Red meat, while part of most people’s diets, is recommended not eat too much of because of its link with colorectal cancer and heart disease.
Recent research has raised the ante when it comes to the risk of heart disease. And it is to do with a chemical called trimethylamine N-oxide (TMAO) made in the gut by bacteria.
TMAO is a natural by-product made during digestion derived from nutrients that are abundant in red meat. TMAO levels are higher in people with cardiovascular disease so it could be the red meat in their diet is partly contributing to this.
To tease out the links between red meat and TMAO production, 113 healthy men and women took part in a clinical trial where they ate different types of dietary protein from red meat, white meat and non-meat protein. Each person followed the special diet for four weeks and then switched to another source of protein with the number of calories kept constant.

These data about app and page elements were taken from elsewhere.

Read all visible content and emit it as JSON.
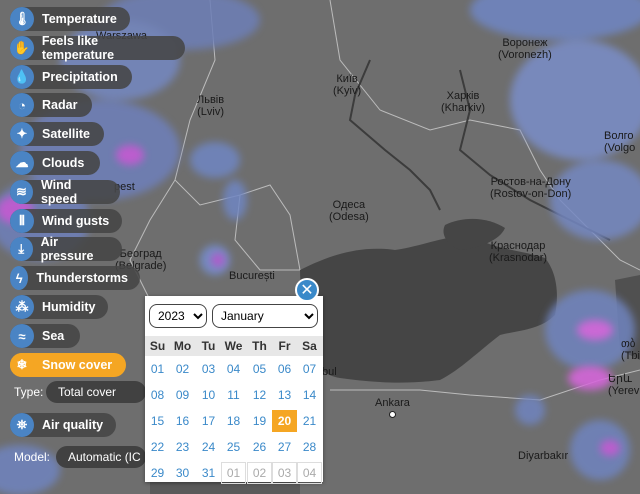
{
  "layers": [
    {
      "label": "Temperature",
      "icon": "thermometer-icon",
      "glyph": "🌡"
    },
    {
      "label": "Feels like temperature",
      "icon": "feels-like-icon",
      "glyph": "✋"
    },
    {
      "label": "Precipitation",
      "icon": "droplets-icon",
      "glyph": "💧"
    },
    {
      "label": "Radar",
      "icon": "radar-icon",
      "glyph": "◔"
    },
    {
      "label": "Satellite",
      "icon": "satellite-icon",
      "glyph": "✦"
    },
    {
      "label": "Clouds",
      "icon": "cloud-icon",
      "glyph": "☁"
    },
    {
      "label": "Wind speed",
      "icon": "wind-icon",
      "glyph": "≋"
    },
    {
      "label": "Wind gusts",
      "icon": "wind-gusts-icon",
      "glyph": "⦀"
    },
    {
      "label": "Air pressure",
      "icon": "pressure-icon",
      "glyph": "⤓"
    },
    {
      "label": "Thunderstorms",
      "icon": "lightning-icon",
      "glyph": "ϟ"
    },
    {
      "label": "Humidity",
      "icon": "humidity-icon",
      "glyph": "⁂"
    },
    {
      "label": "Sea",
      "icon": "waves-icon",
      "glyph": "≈"
    },
    {
      "label": "Snow cover",
      "icon": "snowflake-icon",
      "glyph": "❄"
    },
    {
      "label": "Air quality",
      "icon": "air-quality-icon",
      "glyph": "⛯"
    }
  ],
  "type_label": "Type:",
  "type_value": "Total cover",
  "model_label": "Model:",
  "model_value": "Automatic (IC",
  "calendar": {
    "year": "2023",
    "month": "January",
    "weekdays": [
      "Su",
      "Mo",
      "Tu",
      "We",
      "Th",
      "Fr",
      "Sa"
    ],
    "weeks": [
      [
        "01",
        "02",
        "03",
        "04",
        "05",
        "06",
        "07"
      ],
      [
        "08",
        "09",
        "10",
        "11",
        "12",
        "13",
        "14"
      ],
      [
        "15",
        "16",
        "17",
        "18",
        "19",
        "20",
        "21"
      ],
      [
        "22",
        "23",
        "24",
        "25",
        "26",
        "27",
        "28"
      ],
      [
        "29",
        "30",
        "31",
        "01",
        "02",
        "03",
        "04"
      ]
    ],
    "selected": "20",
    "close_glyph": "✕"
  },
  "cities": {
    "warsaw": "Warszawa",
    "voronezh_1": "Воронеж",
    "voronezh_2": "(Voronezh)",
    "lviv_1": "Львів",
    "lviv_2": "(Lviv)",
    "kyiv_1": "Київ",
    "kyiv_2": "(Kyiv)",
    "kharkiv_1": "Харків",
    "kharkiv_2": "(Kharkiv)",
    "volgograd_1": "Волго",
    "volgograd_2": "(Volgo",
    "rostov_1": "Ростов-на-Дону",
    "rostov_2": "(Rostov-on-Don)",
    "odesa_1": "Одеса",
    "odesa_2": "(Odesa)",
    "budapest": "pest",
    "krasnodar_1": "Краснодар",
    "krasnodar_2": "(Krasnodar)",
    "belgrade_1": "Београд",
    "belgrade_2": "(Belgrade)",
    "bucuresti": "București",
    "tbilisi_1": "თბ",
    "tbilisi_2": "(Tbi",
    "yerevan_1": "Երև",
    "yerevan_2": "(Yerev",
    "istanbul": "bul",
    "ankara": "Ankara",
    "diyarbakir": "Diyarbakır"
  }
}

When on the red meat diet, blood levels of TMAO were three-times higher compared to diets high in white meat or non-meat protein sources. A novel twist to the study was that half of the people were also placed on high-fat versions of the three diets. The effect of red meat on TMAO was still the same irrespective of how much fat was eaten.
The positive news from the study was that TMAO levels rapidly declined when people switched off the high red meat diet.
How TMAO can raise the risk of heart disease is complex. Previous research has found TMAO can increase cholesterol deposits in artery walls leading to atherosclerosis. TMAO has also been found to increase the clotting ability of blood platelet cells raising the risk of heart attack and stroke.
Measuring TMAO blood levels may be a promising new target to assess the risk of cardiovascular disease and to help with individualising dietary advice for prevention.
The research so far is not saying that red meat should be completely avoided, but instead to take the findings in the context of what is known as a ‘heart healthy’ diet which includes plenty of vegetables, fruits, wholegrains, and plant-based protein sources such as beans, soy and peas.